With 245 feature films showing this year, it’s impossible to see everything at the bustling Toronto International Film Festival. But after a week of filmgoing and industry buzz, some themes and potential Oscar races have taken shape.
The big crowd-pleasers at TIFF were wildly diverse in tone and subject. “A Beautiful Day in the Neighborhood,” starring Tom Hanks as Fred Rogers, charmed just about everyone. Eddie Murphy’s comic comeback, “Dolemite is My Name,” sees him playing ’70s cult-film star Rudy Ray Moore to riotous effect. Don’t be surprised to see both in the Best Actor nomination category.
Renée Zellweger’s “Judy,” a portrayal of the fading film and music legend Judy Garland, earned her a sustained standing ovation on premiere night and lots of talk about a Best Actress nod. Less sure is “Harriet,” whose lead actress Cynthia Erivo is a flawless performer leading an otherwise somewhat lackluster biopic about Harriet Tubman. Likewise, Kristen Stewart, who played 1960s film icon Jean Seberg in a fascinating story about the actress’s persecution by the FBI over her support of the Black Panthers, is great in it, but the biopic doesn’t quite rise to meet her. Still, Erivo and Stewart could both land Best Actress nominations. Scarlett Johansson seems more of a sure thing for Noah Baumbach’s “Marriage Story.” And Beanie Feldstein (“Booksmart”) may be a contender as a scrappy Brit teen in “How To Build a Girl.”
If the festival gave an award to most polarizing, it would doubtless go to “Joker.” The film already won top honors at the Venice Film Festival and sweeping praise for Joaquin Phoenix’s lead performance as the deeply disturbed, Joker-in-the-making Arthur Fleck, but some have balked at the film’s seeming embrace of a man descending into murderous madness.

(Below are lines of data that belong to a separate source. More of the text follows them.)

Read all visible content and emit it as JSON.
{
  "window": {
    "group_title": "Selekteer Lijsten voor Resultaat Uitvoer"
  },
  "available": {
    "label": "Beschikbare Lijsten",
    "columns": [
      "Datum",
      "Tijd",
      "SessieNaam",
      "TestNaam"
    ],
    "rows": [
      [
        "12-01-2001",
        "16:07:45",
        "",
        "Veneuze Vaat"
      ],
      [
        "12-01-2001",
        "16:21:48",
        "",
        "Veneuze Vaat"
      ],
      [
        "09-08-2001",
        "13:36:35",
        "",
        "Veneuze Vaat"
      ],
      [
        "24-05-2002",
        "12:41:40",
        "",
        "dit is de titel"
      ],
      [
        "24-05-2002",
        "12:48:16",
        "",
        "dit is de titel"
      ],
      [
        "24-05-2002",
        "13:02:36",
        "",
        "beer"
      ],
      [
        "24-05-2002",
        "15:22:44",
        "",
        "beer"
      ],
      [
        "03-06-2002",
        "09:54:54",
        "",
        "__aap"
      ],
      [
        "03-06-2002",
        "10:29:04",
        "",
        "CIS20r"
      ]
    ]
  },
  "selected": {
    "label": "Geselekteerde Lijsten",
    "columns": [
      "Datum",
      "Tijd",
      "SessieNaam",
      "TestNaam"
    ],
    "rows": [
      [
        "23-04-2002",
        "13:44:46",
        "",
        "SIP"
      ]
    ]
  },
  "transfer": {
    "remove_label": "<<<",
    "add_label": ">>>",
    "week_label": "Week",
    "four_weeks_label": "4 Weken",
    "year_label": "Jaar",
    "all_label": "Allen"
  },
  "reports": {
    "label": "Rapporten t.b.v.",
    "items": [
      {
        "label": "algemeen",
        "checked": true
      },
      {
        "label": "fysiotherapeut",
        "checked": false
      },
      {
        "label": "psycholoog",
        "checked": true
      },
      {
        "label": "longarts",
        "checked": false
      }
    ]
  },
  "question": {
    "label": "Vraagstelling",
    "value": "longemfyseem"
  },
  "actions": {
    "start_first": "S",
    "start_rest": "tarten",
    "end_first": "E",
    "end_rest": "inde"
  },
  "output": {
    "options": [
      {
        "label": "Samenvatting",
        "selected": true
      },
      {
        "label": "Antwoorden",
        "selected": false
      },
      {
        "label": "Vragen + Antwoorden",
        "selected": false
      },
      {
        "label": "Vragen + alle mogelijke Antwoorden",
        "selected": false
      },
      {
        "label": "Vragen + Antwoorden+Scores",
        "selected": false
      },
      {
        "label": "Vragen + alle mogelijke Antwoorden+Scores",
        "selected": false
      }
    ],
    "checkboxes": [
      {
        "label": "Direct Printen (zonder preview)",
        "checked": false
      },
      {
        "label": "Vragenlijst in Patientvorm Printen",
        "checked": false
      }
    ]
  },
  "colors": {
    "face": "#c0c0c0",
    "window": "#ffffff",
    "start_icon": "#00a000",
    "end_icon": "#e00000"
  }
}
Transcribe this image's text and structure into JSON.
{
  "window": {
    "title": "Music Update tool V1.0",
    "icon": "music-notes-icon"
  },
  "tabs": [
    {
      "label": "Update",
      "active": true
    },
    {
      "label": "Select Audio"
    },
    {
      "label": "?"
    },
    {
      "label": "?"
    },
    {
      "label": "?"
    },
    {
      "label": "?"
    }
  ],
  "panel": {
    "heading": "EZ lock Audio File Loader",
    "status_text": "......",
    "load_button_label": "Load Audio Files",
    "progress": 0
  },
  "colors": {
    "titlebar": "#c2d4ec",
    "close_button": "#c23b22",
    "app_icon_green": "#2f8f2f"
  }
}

The biggest disappointments at the TIFF? For me, it was “Hustlers,” the true story of a stripper heist starring Jennifer Lopez and Constance Wu that fizzled where it should have sizzled. But that film certainly had its fans, even if I wasn’t among them. More universally panned was “The Goldfinch,” the Nicole Kidman and Ansel Elgort-starring adaptation of Donna Tartt’s Pulitzer Prize-winning novel. Although it had prestige picture written all over it, the 2.5-hour drama bored viewers silly.
Reception for Taika Waititi’s “Jojo Rabbit” was more evenly mixed, although the “Thor: Ragnarok” director’s bizarre satire revolving around a boy in the Hitler youth and his doofy, imaginary friend Adolf Hitler (played by Waititi himself) didn’t totally land with some audiences. Still, it’s one of the most audacious films this year, although not the most: That honor goes to “The Lighthouse,” a black-and-white head-scratcher from director Robert Eggers (“The Witch”) featuring Robert Pattinson and Willem Dafoe as two lighthouse keepers going slowly crazy. And for good old-fashioned B-movie hysterics, there was “Color Out of Space,” an adaptation of an H.P. Lovecraft sci-fi horror story starring Nicolas Cage as the patriarch of a family whose farm is infected with a mysterious pink glow after being hit by a meteor.
Movies I’m saddest to have missed: Céline Sciamma’s “Portrait of a Lady on Fire,” a sumptuous, French 18th-century drama; “Honey Boy,” the story of Shia LaBeouf’s abusive childhood, which he wrote and stars in as his own father; and “Parasite,” Bong Joon-Ho’s chilling tale of class conflict that already won top honors at the Cannes Film Festival.